Santa's new address: No. 1 Santa Claus Lane, North Pole

  • Published
  • By Airman 1st Class Yash Rojas
  • 354th Fighter Wing Public Affairs
The City of North Pole, with the assistance of the North Pole Economic Development Corporation, has demonstrated a commitment to Letters to Santa by erecting a permanent candy cane marker designating "No. 1 Santa Claus Lane" as the address to which letters to Santa should be addressed.

The recent installation of the candy cane marker, along with policy changes, have ended those privacy issues that threatened to end the Letters to Santa program earlier this year.

"Now 'Santa Claus' or 'Santa's Mail Bag' has a specific location, and it's assured that once a child sends a letter at 1 Santa Claus Lane, we are going to get it," said Gabby Gaborik, Letters to Santa volunteer.
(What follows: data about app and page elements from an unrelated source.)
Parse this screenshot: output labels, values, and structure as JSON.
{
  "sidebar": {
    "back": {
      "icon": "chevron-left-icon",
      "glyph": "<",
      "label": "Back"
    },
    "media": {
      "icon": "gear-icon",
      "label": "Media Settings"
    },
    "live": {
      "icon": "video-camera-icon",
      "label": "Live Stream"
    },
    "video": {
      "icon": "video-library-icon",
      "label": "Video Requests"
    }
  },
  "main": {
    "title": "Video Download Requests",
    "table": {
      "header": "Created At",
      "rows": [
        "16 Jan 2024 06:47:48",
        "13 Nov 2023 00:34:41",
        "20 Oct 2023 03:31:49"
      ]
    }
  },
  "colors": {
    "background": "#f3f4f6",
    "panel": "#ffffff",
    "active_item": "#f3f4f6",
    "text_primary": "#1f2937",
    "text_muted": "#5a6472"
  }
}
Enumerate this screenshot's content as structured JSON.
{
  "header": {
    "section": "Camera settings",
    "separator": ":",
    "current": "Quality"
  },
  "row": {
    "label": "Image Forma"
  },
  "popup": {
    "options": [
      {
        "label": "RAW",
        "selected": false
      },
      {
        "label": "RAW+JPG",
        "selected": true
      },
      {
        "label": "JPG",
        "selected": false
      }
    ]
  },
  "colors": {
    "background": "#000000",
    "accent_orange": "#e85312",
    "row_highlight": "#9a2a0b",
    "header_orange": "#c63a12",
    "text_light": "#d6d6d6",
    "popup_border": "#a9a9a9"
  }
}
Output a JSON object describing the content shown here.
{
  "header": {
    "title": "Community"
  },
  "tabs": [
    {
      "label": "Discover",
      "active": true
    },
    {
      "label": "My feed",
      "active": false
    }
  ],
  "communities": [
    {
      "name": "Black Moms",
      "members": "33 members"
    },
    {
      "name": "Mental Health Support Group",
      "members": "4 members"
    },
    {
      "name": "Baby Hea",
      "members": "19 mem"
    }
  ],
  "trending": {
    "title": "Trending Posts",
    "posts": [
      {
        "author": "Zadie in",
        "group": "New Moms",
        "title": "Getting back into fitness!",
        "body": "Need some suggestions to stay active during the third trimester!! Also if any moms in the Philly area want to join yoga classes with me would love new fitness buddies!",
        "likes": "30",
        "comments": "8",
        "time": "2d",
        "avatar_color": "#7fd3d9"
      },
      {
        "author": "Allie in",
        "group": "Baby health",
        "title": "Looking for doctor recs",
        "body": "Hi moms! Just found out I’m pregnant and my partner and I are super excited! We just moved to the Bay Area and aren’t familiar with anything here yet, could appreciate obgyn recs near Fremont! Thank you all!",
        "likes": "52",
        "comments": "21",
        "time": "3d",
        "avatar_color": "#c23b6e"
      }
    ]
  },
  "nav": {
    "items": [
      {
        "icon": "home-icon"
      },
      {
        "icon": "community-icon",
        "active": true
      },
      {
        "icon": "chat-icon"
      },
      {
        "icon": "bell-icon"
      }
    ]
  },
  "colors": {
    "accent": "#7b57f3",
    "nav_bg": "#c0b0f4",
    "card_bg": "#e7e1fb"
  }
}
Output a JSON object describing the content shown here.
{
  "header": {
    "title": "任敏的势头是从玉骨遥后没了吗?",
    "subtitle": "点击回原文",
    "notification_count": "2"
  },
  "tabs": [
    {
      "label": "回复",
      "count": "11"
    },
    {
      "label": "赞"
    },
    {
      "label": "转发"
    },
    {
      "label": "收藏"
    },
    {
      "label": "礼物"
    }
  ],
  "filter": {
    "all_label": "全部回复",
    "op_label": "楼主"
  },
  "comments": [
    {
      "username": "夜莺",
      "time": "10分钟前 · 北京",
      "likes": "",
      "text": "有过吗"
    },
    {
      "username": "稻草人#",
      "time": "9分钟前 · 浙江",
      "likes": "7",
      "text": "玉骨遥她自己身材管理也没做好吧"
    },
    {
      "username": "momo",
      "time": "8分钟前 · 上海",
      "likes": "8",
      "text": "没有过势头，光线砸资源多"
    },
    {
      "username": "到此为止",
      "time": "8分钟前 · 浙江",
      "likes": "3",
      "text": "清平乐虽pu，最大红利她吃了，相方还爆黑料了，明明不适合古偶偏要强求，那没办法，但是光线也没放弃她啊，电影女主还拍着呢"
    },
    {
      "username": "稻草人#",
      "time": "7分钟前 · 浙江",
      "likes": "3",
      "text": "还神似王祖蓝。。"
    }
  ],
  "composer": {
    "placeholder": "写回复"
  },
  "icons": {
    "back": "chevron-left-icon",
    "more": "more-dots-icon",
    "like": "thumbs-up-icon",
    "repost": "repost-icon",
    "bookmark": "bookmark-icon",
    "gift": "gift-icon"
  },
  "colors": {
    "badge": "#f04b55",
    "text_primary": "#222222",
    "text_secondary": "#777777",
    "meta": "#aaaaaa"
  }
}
Letters to Santa, a program created nearly 60 years ago by the 58th Weather Reconnaissance Squadron, provides children from 1 to 92 a way to write to jolly, old Saint Nicholas.

The program has a military side and a civilian side, both created in an effort to spread Christmas cheer. At Eielson Air Force Base, the program's initial focus was to keep the spirit of Christmas alive for the families of deployed Airmen.

You had a group of people who realized they could still carry on the Christmas traditions, particularly for their children, while men and women who were in the Armed Forces were away, said Mr. Gaborik.

Prior to the creation of Letters to Santa, it was difficult for deployed servicemembers to connect with families while away during Christmas holiday. Santa's Mailbag made it easier for servicemembers to celebrate with their loved-ones back home, he said.

"It was simple at that time," continued Mr. Gaborik. "As a servicemember, all you had to do was drop the letter at any military installation post office box and it would automatically come to Santa Claus."

Since the program's creation, Letters to Santa volunteers like Mr. Gaborik have received a considerable amount of attention for their time and effort to respond to the numerous letters to Santa from around the world.

By keeping this program alive, North Pole can continue to recognize the efforts of its originators at Eielson.

Of course, the program has grown considerably. Civilians and servicemembers now work together in an effort to keep alive the hopes of millions of children around the world by replying to letters to Santa.

"The program shows people that there is still some good in the world," said North Pole Mayor Doug Isaacson.

Santa's complete new address is: 
Santa Claus
1 Santa Claus Lane
North Pole, AK